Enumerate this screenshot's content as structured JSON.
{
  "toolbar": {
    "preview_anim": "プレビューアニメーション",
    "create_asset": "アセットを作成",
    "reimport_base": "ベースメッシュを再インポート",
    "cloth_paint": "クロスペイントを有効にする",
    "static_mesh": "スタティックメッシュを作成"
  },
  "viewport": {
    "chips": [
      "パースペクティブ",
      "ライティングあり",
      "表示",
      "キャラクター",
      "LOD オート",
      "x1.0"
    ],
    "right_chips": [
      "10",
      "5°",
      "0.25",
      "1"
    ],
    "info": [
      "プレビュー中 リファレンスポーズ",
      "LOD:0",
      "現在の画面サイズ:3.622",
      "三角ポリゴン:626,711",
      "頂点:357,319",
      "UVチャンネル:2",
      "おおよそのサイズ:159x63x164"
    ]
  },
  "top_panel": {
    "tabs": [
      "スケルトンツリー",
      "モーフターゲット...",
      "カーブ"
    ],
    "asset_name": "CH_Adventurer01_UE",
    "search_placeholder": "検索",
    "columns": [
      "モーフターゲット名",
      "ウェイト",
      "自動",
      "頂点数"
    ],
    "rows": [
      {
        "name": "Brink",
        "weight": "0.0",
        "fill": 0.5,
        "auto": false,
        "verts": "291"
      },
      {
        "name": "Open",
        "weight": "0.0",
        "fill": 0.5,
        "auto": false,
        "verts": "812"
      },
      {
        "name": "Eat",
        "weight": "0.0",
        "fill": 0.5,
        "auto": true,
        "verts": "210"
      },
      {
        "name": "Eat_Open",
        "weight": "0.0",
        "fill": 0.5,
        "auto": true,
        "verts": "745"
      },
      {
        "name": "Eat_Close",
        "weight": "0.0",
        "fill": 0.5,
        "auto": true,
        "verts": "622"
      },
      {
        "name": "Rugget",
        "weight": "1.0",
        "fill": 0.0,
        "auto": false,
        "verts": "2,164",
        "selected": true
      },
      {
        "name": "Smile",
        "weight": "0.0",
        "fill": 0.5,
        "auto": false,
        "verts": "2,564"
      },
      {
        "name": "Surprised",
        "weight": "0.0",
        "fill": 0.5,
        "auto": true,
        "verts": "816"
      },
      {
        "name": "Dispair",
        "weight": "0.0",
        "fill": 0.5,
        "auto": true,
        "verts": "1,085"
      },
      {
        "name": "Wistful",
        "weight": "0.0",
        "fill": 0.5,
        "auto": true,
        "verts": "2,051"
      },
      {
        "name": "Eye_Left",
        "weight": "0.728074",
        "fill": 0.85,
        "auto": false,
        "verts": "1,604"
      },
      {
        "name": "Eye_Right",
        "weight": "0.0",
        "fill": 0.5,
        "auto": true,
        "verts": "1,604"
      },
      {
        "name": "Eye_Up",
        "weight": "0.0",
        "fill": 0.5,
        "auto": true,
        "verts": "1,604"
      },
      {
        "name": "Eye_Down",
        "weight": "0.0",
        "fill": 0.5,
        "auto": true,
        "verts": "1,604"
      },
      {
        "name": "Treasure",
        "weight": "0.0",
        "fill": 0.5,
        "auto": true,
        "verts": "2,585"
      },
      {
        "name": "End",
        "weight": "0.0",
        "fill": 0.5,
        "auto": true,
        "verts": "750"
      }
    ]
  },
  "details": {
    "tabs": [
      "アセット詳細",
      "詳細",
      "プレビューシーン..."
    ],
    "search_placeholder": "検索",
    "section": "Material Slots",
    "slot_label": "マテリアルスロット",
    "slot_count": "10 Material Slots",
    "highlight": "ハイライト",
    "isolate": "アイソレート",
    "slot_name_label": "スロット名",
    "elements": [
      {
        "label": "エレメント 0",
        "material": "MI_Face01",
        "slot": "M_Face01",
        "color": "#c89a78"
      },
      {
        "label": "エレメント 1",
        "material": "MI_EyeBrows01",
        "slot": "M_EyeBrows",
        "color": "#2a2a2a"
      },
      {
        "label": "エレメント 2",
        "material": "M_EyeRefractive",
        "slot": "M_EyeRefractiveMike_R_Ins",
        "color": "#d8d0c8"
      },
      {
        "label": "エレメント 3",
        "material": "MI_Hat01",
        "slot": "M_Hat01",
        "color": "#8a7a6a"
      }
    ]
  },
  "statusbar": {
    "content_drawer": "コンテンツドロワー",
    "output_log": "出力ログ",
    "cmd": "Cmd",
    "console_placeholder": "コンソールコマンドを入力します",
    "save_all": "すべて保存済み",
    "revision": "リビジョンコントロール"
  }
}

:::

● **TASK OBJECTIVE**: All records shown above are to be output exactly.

● **WRITTEN REPLY**:
Enumerate this screenshot's content as structured JSON.
{
  "toolbar": {
    "preview_anim": "プレビューアニメーション",
    "create_asset": "アセットを作成",
    "reimport_base": "ベースメッシュを再インポート",
    "cloth_paint": "クロスペイントを有効にする",
    "static_mesh": "スタティックメッシュを作成"
  },
  "viewport": {
    "chips": [
      "パースペクティブ",
      "ライティングあり",
      "表示",
      "キャラクター",
      "LOD オート",
      "x1.0"
    ],
    "right_chips": [
      "10",
      "5°",
      "0.25",
      "1"
    ],
    "info": [
      "プレビュー中 リファレンスポーズ",
      "LOD:0",
      "現在の画面サイズ:3.622",
      "三角ポリゴン:626,711",
      "頂点:357,319",
      "UVチャンネル:2",
      "おおよそのサイズ:159x63x164"
    ]
  },
  "top_panel": {
    "tabs": [
      "スケルトンツリー",
      "モーフターゲット...",
      "カーブ"
    ],
    "asset_name": "CH_Adventurer01_UE",
    "search_placeholder": "検索",
    "columns": [
      "モーフターゲット名",
      "ウェイト",
      "自動",
      "頂点数"
    ],
    "rows": [
      {
        "name": "Brink",
        "weight": "0.0",
        "fill": 0.5,
        "auto": false,
        "verts": "291"
      },
      {
        "name": "Open",
        "weight": "0.0",
        "fill": 0.5,
        "auto": false,
        "verts": "812"
      },
      {
        "name": "Eat",
        "weight": "0.0",
        "fill": 0.5,
        "auto": true,
        "verts": "210"
      },
      {
        "name": "Eat_Open",
        "weight": "0.0",
        "fill": 0.5,
        "auto": true,
        "verts": "745"
      },
      {
        "name": "Eat_Close",
        "weight": "0.0",
        "fill": 0.5,
        "auto": true,
        "verts": "622"
      },
      {
        "name": "Rugget",
        "weight": "1.0",
        "fill": 0.0,
        "auto": false,
        "verts": "2,164",
        "selected": true
      },
      {
        "name": "Smile",
        "weight": "0.0",
        "fill": 0.5,
        "auto": false,
        "verts": "2,564"
      },
      {
        "name": "Surprised",
        "weight": "0.0",
        "fill": 0.5,
        "auto": true,
        "verts": "816"
      },
      {
        "name": "Dispair",
        "weight": "0.0",
        "fill": 0.5,
        "auto": true,
        "verts": "1,085"
      },
      {
        "name": "Wistful",
        "weight": "0.0",
        "fill": 0.5,
        "auto": true,
        "verts": "2,051"
      },
      {
        "name": "Eye_Left",
        "weight": "0.728074",
        "fill": 0.85,
        "auto": false,
        "verts": "1,604"
      },
      {
        "name": "Eye_Right",
        "weight": "0.0",
        "fill": 0.5,
        "auto": true,
        "verts": "1,604"
      },
      {
        "name": "Eye_Up",
        "weight": "0.0",
        "fill": 0.5,
        "auto": true,
        "verts": "1,604"
      },
      {
        "name": "Eye_Down",
        "weight": "0.0",
        "fill": 0.5,
        "auto": true,
        "verts": "1,604"
      },
      {
        "name": "Treasure",
        "weight": "0.0",
        "fill": 0.5,
        "auto": true,
        "verts": "2,585"
      },
      {
        "name": "End",
        "weight": "0.0",
        "fill": 0.5,
        "auto": true,
        "verts": "750"
      }
    ]
  },
  "details": {
    "tabs": [
      "アセット詳細",
      "詳細",
      "プレビューシーン..."
    ],
    "search_placeholder": "検索",
    "section": "Material Slots",
    "slot_label": "マテリアルスロット",
    "slot_count": "10 Material Slots",
    "highlight": "ハイライト",
    "isolate": "アイソレート",
    "slot_name_label": "スロット名",
    "elements": [
      {
        "label": "エレメント 0",
        "material": "MI_Face01",
        "slot": "M_Face01",
        "color": "#c89a78"
      },
      {
        "label": "エレメント 1",
        "material": "MI_EyeBrows01",
        "slot": "M_EyeBrows",
        "color": "#2a2a2a"
      },
      {
        "label": "エレメント 2",
        "material": "M_EyeRefractive",
        "slot": "M_EyeRefractiveMike_R_Ins",
        "color": "#d8d0c8"
      },
      {
        "label": "エレメント 3",
        "material": "MI_Hat01",
        "slot": "M_Hat01",
        "color": "#8a7a6a"
      }
    ]
  },
  "statusbar": {
    "content_drawer": "コンテンツドロワー",
    "output_log": "出力ログ",
    "cmd": "Cmd",
    "console_placeholder": "コンソールコマンドを入力します",
    "save_all": "すべて保存済み",
    "revision": "リビジョンコントロール"
  }
}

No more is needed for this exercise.